The Italians get to say things like “mio amore” or “la donna e mobile” or “una furtiva lagrima”. The french have “je t’aime” and “voulez vouz couchez avec moi.” That is like word porn to my hard crusted, consonant-laden English ears. Yet here we are, making people who speak dignified languages lower themselves to the lexicon of trolls and neanderthals to make a living. That’s a human rights violation.
Many North Americans have a view that the French are stuck up pricks who hate us because we are fat, craven, uncivilized barbarians who took the blandest, shittiest vegetable on the planet, sliced it up, cooked it in grease and called it a French fry. Then we propagated that perversion of a dish in the most vile of restaurants a Frenchman could imagine: McDonald’s. That’s a total insult and clearly the butt of the America-France hostility that continues to this day. I have no doubt that the French probably call dog shit ‘Yankee doodles’.

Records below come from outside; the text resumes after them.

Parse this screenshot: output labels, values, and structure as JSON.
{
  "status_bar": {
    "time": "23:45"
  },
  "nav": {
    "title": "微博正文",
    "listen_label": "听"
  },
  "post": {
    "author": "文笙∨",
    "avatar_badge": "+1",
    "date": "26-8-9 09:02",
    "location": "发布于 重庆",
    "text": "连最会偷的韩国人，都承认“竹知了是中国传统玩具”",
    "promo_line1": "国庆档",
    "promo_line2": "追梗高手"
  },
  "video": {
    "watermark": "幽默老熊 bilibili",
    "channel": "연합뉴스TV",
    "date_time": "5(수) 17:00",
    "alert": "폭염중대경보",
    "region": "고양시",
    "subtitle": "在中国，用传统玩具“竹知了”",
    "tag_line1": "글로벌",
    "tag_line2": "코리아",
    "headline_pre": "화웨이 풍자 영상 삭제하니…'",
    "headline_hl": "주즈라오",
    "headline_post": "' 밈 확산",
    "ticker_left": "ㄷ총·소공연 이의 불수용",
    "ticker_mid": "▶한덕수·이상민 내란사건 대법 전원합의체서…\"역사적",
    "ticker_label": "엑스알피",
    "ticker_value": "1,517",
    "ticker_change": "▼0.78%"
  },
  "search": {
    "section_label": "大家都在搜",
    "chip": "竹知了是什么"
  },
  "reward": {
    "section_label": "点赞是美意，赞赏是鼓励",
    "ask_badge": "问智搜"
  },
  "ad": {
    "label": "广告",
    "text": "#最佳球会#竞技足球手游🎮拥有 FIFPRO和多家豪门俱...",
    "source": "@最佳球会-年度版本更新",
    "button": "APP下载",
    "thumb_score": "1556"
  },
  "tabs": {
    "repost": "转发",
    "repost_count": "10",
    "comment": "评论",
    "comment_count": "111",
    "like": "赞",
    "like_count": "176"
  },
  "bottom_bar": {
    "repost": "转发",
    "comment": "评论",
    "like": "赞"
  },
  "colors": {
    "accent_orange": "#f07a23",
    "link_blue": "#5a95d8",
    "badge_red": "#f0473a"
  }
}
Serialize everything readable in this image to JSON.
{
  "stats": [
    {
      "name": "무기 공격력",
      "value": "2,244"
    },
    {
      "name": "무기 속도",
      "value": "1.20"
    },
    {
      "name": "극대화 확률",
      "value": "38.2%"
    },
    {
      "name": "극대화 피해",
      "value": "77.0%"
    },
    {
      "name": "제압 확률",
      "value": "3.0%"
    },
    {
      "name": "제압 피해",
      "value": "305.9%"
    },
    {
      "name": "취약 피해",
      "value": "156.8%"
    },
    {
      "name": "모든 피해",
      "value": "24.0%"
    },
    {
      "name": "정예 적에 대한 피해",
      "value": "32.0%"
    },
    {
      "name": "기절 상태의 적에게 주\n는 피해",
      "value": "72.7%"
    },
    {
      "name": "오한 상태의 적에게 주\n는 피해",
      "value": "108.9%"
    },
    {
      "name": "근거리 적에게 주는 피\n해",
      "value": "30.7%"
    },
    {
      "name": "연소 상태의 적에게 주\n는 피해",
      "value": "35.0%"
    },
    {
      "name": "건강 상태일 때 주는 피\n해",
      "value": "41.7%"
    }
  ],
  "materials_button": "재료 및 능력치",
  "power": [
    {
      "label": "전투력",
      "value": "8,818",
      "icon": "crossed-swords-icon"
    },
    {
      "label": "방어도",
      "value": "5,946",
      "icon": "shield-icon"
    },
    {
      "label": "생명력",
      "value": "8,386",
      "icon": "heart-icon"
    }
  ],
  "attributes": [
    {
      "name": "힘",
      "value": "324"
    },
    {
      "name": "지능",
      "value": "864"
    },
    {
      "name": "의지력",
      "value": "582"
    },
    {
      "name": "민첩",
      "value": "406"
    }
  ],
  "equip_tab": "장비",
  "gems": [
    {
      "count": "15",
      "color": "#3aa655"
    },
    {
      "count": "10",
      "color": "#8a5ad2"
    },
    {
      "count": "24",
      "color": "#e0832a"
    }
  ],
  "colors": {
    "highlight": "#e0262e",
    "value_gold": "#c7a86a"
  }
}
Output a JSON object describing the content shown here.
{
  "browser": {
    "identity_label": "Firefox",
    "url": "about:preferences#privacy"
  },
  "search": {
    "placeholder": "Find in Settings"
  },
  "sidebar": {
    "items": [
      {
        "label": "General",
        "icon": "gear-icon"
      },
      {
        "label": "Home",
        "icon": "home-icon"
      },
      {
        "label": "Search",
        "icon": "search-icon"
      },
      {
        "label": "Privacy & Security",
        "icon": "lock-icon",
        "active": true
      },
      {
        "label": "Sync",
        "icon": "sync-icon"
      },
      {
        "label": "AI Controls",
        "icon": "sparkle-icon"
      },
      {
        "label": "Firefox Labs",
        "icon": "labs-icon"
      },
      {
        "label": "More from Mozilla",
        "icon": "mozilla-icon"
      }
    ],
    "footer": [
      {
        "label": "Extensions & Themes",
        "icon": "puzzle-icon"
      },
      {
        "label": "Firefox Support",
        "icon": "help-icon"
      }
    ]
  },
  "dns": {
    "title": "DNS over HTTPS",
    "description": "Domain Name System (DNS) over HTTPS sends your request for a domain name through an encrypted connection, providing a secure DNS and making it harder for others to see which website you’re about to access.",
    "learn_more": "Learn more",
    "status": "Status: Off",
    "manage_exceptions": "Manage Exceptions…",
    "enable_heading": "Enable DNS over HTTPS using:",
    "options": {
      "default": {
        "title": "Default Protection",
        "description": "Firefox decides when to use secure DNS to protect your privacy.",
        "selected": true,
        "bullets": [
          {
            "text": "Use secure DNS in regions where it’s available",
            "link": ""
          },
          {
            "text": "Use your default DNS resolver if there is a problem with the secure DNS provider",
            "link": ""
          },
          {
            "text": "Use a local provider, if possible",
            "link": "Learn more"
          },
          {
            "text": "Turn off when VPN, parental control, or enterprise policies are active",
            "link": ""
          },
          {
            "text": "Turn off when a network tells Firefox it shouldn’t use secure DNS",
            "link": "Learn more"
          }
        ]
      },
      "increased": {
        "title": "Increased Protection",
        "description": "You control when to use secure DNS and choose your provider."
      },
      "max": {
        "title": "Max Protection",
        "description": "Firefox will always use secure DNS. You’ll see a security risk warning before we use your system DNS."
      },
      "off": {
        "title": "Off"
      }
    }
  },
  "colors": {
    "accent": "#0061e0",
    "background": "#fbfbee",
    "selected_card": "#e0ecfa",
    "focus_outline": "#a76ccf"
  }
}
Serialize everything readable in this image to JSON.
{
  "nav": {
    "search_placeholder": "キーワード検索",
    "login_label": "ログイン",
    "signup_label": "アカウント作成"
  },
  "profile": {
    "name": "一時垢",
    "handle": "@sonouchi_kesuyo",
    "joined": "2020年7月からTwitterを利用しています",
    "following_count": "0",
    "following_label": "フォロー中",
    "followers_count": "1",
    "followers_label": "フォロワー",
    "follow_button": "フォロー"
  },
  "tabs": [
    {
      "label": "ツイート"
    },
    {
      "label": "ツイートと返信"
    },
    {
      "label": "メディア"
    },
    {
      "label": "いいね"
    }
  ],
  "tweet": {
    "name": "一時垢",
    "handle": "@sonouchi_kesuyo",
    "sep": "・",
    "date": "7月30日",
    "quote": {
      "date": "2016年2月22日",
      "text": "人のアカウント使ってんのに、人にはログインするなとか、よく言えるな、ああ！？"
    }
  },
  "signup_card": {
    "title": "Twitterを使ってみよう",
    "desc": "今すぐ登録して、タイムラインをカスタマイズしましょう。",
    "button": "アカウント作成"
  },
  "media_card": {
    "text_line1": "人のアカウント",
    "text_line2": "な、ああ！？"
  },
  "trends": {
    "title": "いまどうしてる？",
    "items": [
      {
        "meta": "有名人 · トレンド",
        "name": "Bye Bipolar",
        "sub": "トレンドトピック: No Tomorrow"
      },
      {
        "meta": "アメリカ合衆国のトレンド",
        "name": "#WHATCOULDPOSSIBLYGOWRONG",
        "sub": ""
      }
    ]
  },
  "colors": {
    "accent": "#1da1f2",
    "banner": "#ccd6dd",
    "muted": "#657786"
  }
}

In reality, the French are irritated not because of our culinary atrocities like hot dogs and HP Sauce, but because whenever we speak to them in our language it feels like we’re taking an ice pick and shoving it up their ass:
FRENCHMAN: [at a French newsstand talking to a friend drinking wine, and eating a baguette] Ah oui oui, Jacques ma mariee est un bon lay. Excusez-moi. Je vous aidez?
NORTH AMERICAN: pa doo da get buga kee ta yamgled?
FRENCHMAN: Sacre merde! C’est trop laide, un langue terrible!
We brick-bat their ears and we get uppity when they reel in pain? Is it any wonder everyone in Europe hates us? We go around expecting everyone to speak English, when it’s us who should be climbing out of the linguistic gutter.
The only thing that sounds absolutely the best in English is rock music. Punk, grunge, heavy metal; all the angry angst-ridden genres, which is sort of in keeping with the language’s status as one of the most aurally insulting of them all. But when I see some French or Italian guy gyrating, throwing his fist in the air, grimacing, and trying to convey unabashed rage, it doesn’t ring true. It still sounds like he’s singing about seeing his first Picasso or the time he made love to a beautiful woman, even if he’s trying to sing about getting sodomized during a stint in the Pen.
I’d gladly trade the curse of sounding like a pillaging goon from the anus of the planet for the fate of speaking Italian, Spanish or French for the remainder of my life, even it meant that I was consigned to a repertoire of songs about bread, wine, cheese, bullfighting, and the pangs of being smitten at the sight of a beautiful woman. For now I’ll have to make do with cheap imitations of Puss in Boots from Shrek or Roberto Benigni.